A long stretched design maximises distances between people, while a more compact built form allows for proximity and integration (as for instance, argued by Ermal Shpuza in his Phd). What is more, a void in the middle is the worst design choice to be made, since it means there is nothing, where there should be the heart of the building. Again, this creates depth instead of closeness, as Bill Hillier has shown in his book ‘Space is the Machine‘ (see page 235ff for the discussion of inaccessible blocks or voids in the centre of a configuration).
A quick visibility analysis of Apple’s new building using Space Syntax methodology confirms that this is going to be a building without a strong centre. As in a heat diagram, the analysis shows areas of integration in red and areas of segregation in blue. It is obvious from the image that there is no strong attractor and no centre in the building. The staff restaurant in the top right corner is the least integrated space, because the serving areas cut it off from the adjacent spaces. What is more, doubling up the main circulation into an inner ring and outer ring again creates depth and pulls people apart instead of bringing people together.
In summary, I doubt that this building will foster shared creativity and collaboration. Of course this can only be seen once the building is in use.
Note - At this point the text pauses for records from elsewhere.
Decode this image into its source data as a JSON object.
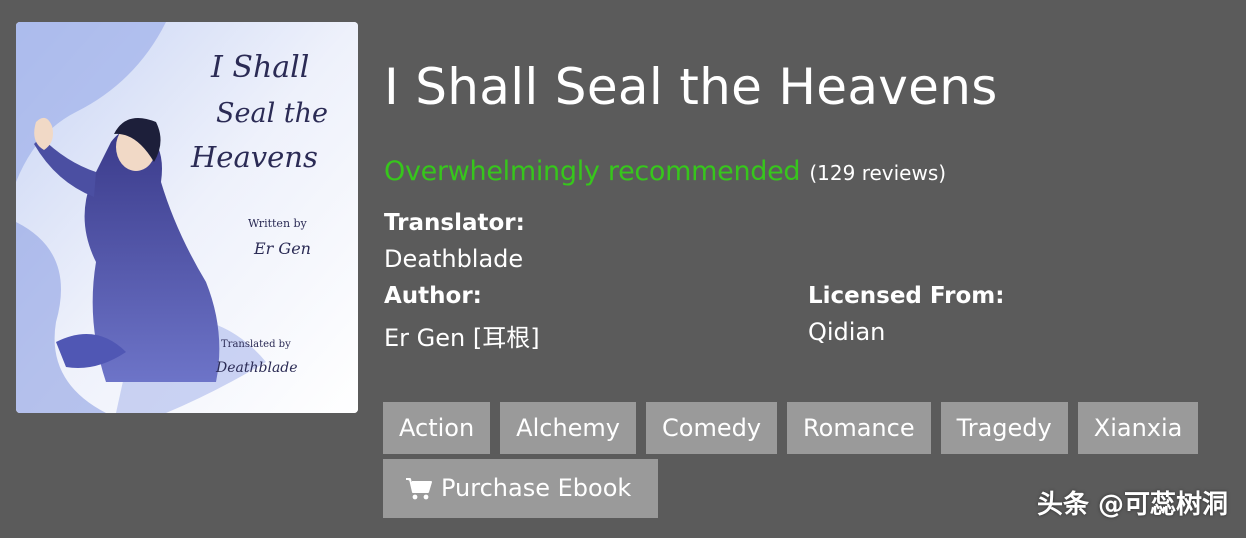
{
  "book": {
    "title": "I Shall Seal the Heavens",
    "rating": "Overwhelmingly recommended",
    "reviews": "(129 reviews)",
    "translator_label": "Translator:",
    "translator": "Deathblade",
    "author_label": "Author:",
    "author": "Er Gen [耳根]",
    "licensed_label": "Licensed From:",
    "licensed": "Qidian"
  },
  "cover": {
    "title_lines": [
      "I Shall",
      "Seal the",
      "Heavens"
    ],
    "written_by": "Written by",
    "author": "Er Gen",
    "translated_by": "Translated by",
    "translator": "Deathblade"
  },
  "tags": [
    "Action",
    "Alchemy",
    "Comedy",
    "Romance",
    "Tragedy",
    "Xianxia"
  ],
  "purchase": {
    "label": "Purchase Ebook",
    "icon": "shopping-cart-icon"
  },
  "watermark": "头条 @可蕊树洞",
  "colors": {
    "rating": "#37c61c",
    "tag_bg": "#9a9a9a",
    "page_bg": "#5b5b5b"
  }
}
Still, function and the likely impact of configuration on the emergence of social life seems to have been sacrificed for the wish to create an icon. Hopefully, it will at least look good from space.